Material to process Block Start
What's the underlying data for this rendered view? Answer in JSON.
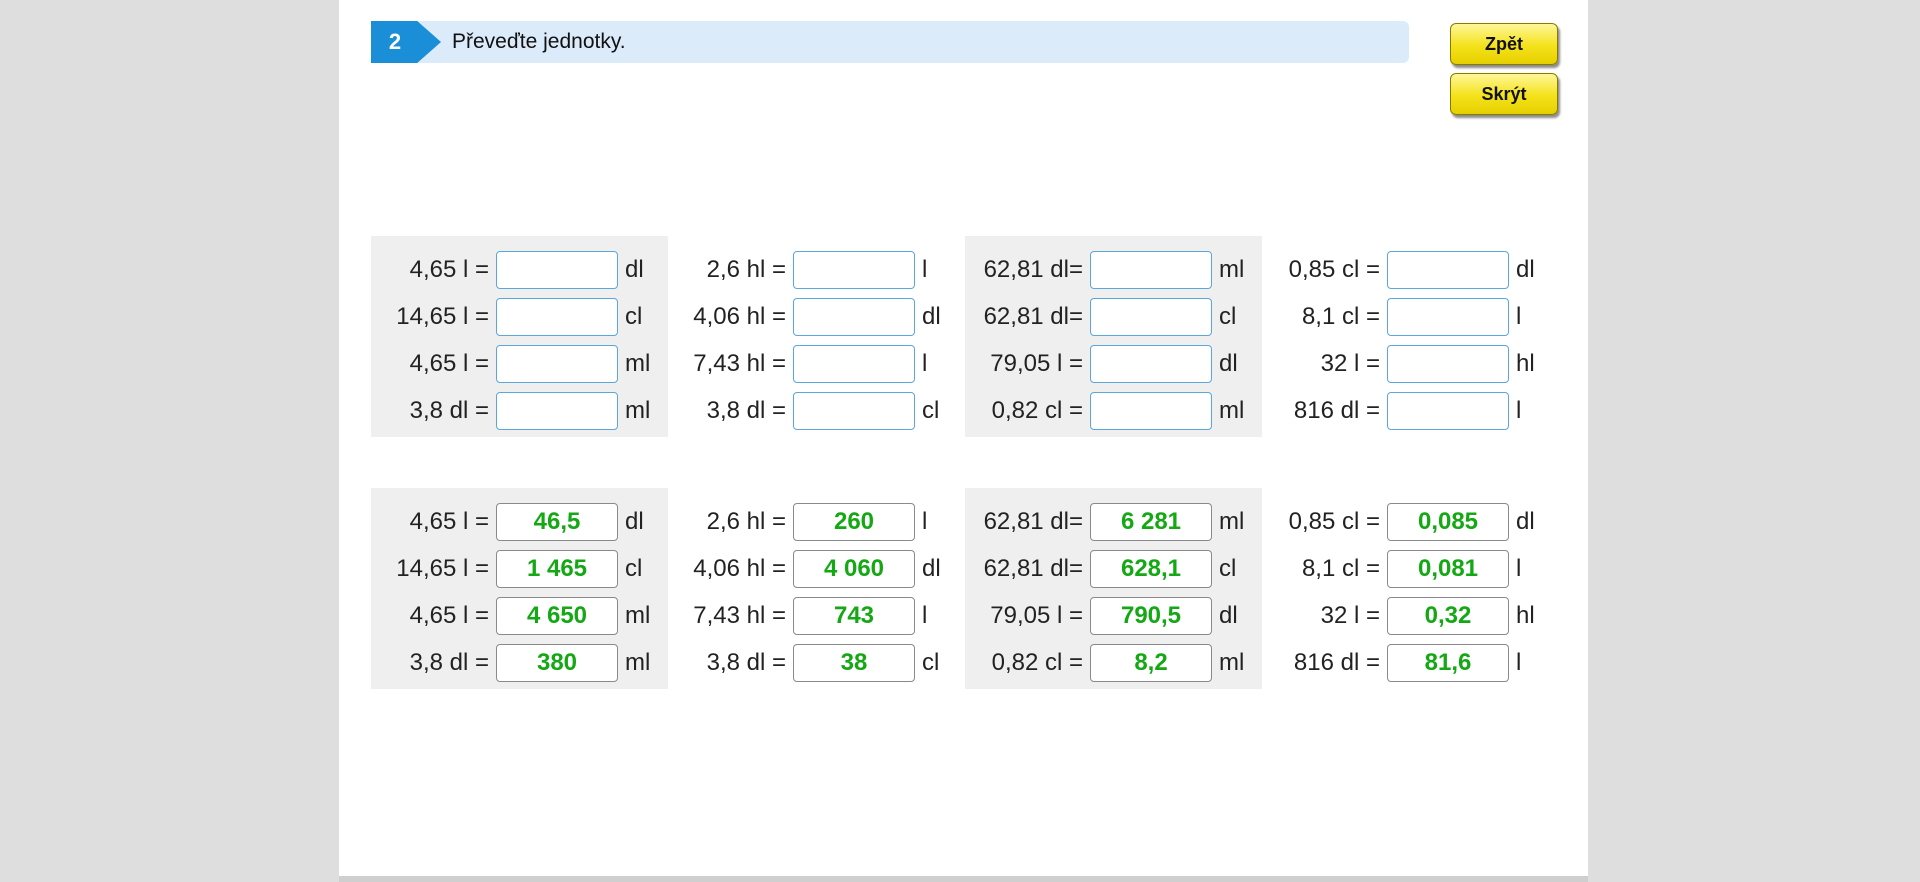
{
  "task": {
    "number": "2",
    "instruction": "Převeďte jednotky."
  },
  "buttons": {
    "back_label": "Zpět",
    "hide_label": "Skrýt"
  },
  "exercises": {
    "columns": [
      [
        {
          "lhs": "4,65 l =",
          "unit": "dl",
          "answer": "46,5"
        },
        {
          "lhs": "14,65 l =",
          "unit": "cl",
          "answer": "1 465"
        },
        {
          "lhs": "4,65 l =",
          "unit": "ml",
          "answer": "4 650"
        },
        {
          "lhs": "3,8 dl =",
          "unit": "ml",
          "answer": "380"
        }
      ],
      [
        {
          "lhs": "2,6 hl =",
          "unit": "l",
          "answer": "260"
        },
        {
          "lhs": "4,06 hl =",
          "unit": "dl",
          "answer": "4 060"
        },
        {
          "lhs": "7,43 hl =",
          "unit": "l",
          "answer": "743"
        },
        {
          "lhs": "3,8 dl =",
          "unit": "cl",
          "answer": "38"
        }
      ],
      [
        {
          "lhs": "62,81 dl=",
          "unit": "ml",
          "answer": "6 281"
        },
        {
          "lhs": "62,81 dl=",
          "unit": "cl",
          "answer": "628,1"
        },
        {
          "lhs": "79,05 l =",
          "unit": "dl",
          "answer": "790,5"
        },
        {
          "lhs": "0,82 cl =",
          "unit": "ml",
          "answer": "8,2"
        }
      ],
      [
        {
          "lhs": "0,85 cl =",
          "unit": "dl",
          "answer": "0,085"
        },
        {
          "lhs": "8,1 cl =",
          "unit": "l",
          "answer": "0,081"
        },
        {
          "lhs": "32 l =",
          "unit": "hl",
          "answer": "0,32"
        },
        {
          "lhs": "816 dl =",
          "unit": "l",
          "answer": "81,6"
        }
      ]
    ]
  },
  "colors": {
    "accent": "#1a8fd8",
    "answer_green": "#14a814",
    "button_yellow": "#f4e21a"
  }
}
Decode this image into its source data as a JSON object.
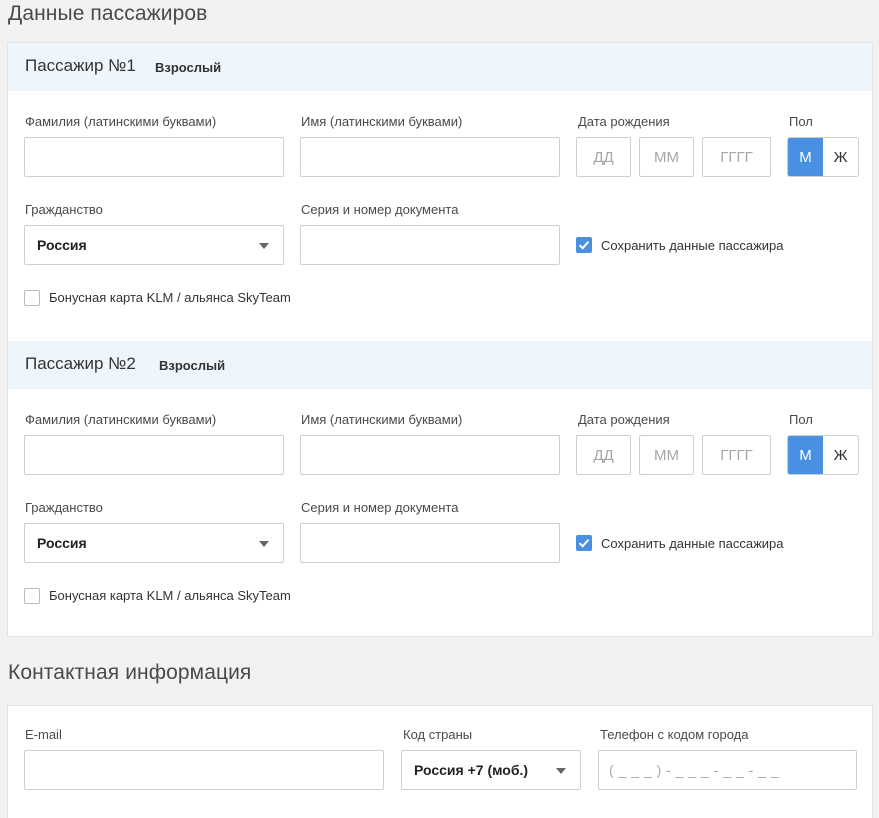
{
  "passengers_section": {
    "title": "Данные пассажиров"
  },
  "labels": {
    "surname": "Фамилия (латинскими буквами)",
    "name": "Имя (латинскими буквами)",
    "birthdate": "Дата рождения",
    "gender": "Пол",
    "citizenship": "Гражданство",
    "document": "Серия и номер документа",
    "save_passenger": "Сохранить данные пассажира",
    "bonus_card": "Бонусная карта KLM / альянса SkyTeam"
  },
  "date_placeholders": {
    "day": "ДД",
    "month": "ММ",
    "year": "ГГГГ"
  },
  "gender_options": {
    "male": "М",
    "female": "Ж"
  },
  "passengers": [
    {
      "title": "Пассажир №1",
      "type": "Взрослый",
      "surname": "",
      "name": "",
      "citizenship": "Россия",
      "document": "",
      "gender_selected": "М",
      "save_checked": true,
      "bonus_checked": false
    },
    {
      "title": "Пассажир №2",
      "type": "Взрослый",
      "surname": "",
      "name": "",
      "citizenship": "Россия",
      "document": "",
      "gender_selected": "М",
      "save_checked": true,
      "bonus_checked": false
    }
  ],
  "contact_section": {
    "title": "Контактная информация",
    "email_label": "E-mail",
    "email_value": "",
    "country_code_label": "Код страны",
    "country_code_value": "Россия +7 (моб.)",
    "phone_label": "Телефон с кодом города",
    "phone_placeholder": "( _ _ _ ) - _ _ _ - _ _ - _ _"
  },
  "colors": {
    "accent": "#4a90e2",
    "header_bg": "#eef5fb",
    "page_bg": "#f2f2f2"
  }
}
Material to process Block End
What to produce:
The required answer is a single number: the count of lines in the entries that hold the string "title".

Answer box:
4